At PMQs, he demanded the Government meet with the RMT. But what would the current Shadow Cabinet do in such a meeting?
It needs to pull the help it has already provided into an account that shows the scale of the adjustment we are going through.
In future, the economy may run into inflation bottlenecks earlier in economic recoveries than before, thus constraining growth.
A key economic problem during the 1980s was union power. Now it is weak incentives to move and retrain.
If the war lasts a few years at most, the Chancellor can take the hit. If it’s a new normal that lasts for decades, the outlook is grim.
A basic rule of thumb comes to mind and seems universally accepted: you should be able to keep at least half of every extra pound you earn.
Why is it that those on the Right who urge higher pay are vilified, while the Left applauds a low pay model for the economy?
Our manifesto couldn’t reasonably be expected to predict the freak consequences of Covid in terms of rapid wage growth.
It’s baffling why think-tanks are taking the OBR assessments as truth, given its prediction record.

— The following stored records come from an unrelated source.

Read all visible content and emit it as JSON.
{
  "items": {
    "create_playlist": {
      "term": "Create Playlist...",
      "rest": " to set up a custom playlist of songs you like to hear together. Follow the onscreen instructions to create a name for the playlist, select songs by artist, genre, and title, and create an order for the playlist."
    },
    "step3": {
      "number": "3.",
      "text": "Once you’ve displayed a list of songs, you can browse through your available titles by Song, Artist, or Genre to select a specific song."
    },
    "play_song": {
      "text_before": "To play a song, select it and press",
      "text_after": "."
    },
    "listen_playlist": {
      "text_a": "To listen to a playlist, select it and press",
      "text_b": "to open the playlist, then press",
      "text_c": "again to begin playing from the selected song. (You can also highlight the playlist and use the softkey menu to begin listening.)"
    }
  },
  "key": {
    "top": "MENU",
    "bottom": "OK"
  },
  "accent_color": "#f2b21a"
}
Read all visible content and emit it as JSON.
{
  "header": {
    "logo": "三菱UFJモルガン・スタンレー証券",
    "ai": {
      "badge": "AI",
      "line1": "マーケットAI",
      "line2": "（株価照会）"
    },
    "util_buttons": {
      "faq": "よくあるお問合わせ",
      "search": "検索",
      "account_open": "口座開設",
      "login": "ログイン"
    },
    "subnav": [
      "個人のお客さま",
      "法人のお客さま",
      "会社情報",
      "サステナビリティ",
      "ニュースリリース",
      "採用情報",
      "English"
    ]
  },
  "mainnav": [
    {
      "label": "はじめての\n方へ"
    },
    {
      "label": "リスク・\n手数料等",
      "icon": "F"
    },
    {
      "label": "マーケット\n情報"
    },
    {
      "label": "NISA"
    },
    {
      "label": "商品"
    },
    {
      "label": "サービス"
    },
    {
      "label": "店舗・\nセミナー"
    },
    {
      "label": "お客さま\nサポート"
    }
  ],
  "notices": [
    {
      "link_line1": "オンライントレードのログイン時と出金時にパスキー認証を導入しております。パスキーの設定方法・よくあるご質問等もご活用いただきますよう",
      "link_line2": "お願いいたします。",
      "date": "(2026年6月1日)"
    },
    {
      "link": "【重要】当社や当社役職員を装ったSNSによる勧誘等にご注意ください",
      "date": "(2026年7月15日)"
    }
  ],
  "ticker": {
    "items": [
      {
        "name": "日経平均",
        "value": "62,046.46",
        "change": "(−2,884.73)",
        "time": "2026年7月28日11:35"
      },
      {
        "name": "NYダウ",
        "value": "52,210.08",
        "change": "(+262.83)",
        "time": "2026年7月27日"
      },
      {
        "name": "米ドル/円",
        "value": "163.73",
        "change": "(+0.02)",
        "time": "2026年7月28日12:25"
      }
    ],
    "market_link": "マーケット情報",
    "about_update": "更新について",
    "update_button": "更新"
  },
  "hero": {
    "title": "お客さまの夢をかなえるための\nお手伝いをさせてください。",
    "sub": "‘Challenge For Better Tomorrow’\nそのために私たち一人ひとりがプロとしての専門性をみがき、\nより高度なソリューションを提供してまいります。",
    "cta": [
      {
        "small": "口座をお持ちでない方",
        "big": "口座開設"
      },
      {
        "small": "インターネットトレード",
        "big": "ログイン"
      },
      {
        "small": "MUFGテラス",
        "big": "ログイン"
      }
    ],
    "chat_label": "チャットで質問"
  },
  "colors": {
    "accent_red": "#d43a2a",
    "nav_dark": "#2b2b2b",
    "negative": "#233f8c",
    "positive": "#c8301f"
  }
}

The Government will need to think carefully about how any change to policy is presented, and the approach should be nuanced and flexible.
Modest consolidation over decades is one thing; large increases over a Parliament would be quite another.
That’s a legitimate political agenda, and people are quite welcome to vote for it. But they deserve to know what’s coming.
On the whole, pay rises should go to those on the frontline, or be used for recruitment and retention, or be based on performance.